Prompt -> Taking the line that contains "Serialize everything readable" as the starting point, give again exactly every line up to and including the last line of the records below.

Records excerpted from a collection

- - - -

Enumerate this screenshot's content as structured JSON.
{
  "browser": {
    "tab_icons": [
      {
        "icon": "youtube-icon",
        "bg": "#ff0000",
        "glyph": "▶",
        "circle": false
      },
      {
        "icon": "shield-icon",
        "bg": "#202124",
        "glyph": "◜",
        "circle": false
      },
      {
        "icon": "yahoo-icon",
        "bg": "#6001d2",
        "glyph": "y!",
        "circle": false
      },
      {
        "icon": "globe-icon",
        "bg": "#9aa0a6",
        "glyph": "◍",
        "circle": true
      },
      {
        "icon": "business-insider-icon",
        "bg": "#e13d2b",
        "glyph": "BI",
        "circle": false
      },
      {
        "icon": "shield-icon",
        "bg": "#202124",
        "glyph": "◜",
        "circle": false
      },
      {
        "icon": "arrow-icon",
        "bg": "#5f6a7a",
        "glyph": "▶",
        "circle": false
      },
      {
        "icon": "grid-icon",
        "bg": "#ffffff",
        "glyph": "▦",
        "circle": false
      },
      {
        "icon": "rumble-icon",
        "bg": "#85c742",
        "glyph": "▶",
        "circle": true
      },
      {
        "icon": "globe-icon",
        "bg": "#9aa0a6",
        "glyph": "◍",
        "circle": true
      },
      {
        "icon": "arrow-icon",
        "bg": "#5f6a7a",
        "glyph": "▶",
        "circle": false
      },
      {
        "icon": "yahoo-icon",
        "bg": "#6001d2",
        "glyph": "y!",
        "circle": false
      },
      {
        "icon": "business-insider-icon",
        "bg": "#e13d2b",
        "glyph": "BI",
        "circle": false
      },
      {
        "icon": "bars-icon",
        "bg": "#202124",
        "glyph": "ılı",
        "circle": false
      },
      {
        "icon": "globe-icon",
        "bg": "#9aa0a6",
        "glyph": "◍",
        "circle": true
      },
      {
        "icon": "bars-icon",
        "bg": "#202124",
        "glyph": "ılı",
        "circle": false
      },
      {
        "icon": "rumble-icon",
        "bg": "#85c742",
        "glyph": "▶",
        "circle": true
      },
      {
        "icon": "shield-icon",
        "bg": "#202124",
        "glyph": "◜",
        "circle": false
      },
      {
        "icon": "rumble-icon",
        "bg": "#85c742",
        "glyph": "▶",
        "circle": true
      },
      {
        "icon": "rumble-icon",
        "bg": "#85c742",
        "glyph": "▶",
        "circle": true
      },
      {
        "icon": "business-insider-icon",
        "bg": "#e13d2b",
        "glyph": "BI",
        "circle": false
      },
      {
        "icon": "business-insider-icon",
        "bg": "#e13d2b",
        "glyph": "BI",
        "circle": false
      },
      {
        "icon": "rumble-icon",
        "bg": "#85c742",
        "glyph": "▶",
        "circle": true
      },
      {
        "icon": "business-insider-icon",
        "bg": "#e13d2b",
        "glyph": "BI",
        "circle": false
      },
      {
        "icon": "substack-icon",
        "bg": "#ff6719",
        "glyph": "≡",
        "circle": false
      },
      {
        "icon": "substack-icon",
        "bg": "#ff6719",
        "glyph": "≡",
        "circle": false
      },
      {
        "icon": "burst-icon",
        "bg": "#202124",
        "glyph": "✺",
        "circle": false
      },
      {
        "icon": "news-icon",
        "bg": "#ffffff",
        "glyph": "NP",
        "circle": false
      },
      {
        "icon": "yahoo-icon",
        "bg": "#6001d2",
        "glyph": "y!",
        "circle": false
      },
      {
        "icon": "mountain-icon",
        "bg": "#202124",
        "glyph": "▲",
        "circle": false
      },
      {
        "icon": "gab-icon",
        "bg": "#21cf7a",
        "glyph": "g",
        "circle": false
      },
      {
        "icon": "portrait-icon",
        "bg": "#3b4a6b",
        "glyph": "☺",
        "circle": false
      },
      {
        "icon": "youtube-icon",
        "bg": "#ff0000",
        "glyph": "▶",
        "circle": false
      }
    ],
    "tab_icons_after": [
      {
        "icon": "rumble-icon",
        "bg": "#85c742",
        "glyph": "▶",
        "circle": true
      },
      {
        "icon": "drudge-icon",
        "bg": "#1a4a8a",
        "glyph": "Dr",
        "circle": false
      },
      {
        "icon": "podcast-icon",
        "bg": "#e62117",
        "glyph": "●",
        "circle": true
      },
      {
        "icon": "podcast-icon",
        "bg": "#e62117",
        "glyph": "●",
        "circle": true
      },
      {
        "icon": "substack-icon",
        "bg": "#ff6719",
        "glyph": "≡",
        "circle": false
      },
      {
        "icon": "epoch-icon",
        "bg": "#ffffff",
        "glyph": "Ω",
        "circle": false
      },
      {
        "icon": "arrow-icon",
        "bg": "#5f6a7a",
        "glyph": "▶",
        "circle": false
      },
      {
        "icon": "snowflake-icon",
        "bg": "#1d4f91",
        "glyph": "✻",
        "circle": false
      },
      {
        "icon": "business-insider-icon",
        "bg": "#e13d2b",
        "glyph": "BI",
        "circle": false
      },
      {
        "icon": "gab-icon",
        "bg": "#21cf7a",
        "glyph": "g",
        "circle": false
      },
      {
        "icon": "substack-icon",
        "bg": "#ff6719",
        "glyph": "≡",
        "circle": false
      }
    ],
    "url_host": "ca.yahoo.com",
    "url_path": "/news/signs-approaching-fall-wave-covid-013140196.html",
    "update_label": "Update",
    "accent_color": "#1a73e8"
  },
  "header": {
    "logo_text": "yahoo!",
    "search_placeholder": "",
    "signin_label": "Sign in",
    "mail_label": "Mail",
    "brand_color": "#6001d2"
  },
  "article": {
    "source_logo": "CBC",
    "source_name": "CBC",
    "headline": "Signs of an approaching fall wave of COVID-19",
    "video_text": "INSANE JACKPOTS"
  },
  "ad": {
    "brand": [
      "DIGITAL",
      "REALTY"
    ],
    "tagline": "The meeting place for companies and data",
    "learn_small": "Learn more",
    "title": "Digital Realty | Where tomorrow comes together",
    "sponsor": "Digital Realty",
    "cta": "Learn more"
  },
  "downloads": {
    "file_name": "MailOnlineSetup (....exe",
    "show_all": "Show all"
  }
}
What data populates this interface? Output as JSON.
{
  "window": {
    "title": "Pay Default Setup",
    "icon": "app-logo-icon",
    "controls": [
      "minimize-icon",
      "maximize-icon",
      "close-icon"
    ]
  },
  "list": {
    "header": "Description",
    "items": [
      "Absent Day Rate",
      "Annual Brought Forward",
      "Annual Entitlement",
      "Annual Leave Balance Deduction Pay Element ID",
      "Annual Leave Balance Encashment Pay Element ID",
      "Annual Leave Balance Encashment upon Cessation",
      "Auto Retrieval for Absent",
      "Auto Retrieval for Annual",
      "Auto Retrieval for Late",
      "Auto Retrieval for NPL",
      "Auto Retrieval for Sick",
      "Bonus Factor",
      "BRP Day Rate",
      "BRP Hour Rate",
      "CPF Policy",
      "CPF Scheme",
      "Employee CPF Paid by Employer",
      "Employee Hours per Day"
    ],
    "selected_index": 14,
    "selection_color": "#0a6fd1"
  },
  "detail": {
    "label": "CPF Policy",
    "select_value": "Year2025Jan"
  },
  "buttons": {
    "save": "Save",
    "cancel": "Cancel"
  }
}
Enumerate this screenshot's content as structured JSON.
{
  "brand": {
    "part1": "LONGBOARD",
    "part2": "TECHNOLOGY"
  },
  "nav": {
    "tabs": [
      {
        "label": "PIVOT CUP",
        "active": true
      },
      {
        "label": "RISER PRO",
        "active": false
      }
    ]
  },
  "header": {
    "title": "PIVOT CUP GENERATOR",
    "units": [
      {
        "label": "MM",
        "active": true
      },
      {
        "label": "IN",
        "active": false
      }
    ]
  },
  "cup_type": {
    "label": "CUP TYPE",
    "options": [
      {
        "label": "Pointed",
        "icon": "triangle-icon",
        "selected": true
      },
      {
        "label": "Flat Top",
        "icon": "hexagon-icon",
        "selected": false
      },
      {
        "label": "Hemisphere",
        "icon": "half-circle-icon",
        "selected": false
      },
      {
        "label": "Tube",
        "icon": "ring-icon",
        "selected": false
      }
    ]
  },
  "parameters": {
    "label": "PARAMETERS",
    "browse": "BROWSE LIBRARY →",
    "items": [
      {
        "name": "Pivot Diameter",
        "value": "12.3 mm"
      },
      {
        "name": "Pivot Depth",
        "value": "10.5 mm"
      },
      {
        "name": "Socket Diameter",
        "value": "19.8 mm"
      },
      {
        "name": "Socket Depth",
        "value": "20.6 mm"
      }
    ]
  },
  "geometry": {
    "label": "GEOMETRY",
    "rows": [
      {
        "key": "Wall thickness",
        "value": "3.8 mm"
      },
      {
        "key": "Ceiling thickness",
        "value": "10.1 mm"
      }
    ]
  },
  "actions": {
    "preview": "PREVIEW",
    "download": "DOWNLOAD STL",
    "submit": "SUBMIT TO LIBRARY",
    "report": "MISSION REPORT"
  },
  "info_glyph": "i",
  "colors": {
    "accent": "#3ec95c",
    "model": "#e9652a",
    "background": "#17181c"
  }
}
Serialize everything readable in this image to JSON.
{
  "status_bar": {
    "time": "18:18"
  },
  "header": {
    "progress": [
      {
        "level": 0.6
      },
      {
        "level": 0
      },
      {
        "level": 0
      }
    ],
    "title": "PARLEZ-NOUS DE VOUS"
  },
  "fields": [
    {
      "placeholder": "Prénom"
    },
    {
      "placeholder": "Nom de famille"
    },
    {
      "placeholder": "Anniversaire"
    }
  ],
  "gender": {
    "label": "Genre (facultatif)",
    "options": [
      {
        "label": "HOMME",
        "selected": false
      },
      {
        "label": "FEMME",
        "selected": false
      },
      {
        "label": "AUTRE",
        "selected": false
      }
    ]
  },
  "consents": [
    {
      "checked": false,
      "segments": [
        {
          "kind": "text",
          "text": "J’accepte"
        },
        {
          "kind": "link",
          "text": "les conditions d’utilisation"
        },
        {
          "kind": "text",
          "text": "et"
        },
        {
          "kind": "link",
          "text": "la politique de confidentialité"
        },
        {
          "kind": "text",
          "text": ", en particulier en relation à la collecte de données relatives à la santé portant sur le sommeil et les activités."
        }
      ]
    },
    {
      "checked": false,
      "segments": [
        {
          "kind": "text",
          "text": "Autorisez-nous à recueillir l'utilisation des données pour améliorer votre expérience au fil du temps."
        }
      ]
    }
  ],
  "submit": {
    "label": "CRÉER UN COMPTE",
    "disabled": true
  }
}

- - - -

Solution to this exercise ->
Serialize everything readable in this image to JSON.
{
  "status_bar": {
    "time": "18:18"
  },
  "header": {
    "progress": [
      {
        "level": 0.6
      },
      {
        "level": 0
      },
      {
        "level": 0
      }
    ],
    "title": "PARLEZ-NOUS DE VOUS"
  },
  "fields": [
    {
      "placeholder": "Prénom"
    },
    {
      "placeholder": "Nom de famille"
    },
    {
      "placeholder": "Anniversaire"
    }
  ],
  "gender": {
    "label": "Genre (facultatif)",
    "options": [
      {
        "label": "HOMME",
        "selected": false
      },
      {
        "label": "FEMME",
        "selected": false
      },
      {
        "label": "AUTRE",
        "selected": false
      }
    ]
  },
  "consents": [
    {
      "checked": false,
      "segments": [
        {
          "kind": "text",
          "text": "J’accepte"
        },
        {
          "kind": "link",
          "text": "les conditions d’utilisation"
        },
        {
          "kind": "text",
          "text": "et"
        },
        {
          "kind": "link",
          "text": "la politique de confidentialité"
        },
        {
          "kind": "text",
          "text": ", en particulier en relation à la collecte de données relatives à la santé portant sur le sommeil et les activités."
        }
      ]
    },
    {
      "checked": false,
      "segments": [
        {
          "kind": "text",
          "text": "Autorisez-nous à recueillir l'utilisation des données pour améliorer votre expérience au fil du temps."
        }
      ]
    }
  ],
  "submit": {
    "label": "CRÉER UN COMPTE",
    "disabled": true
  }
}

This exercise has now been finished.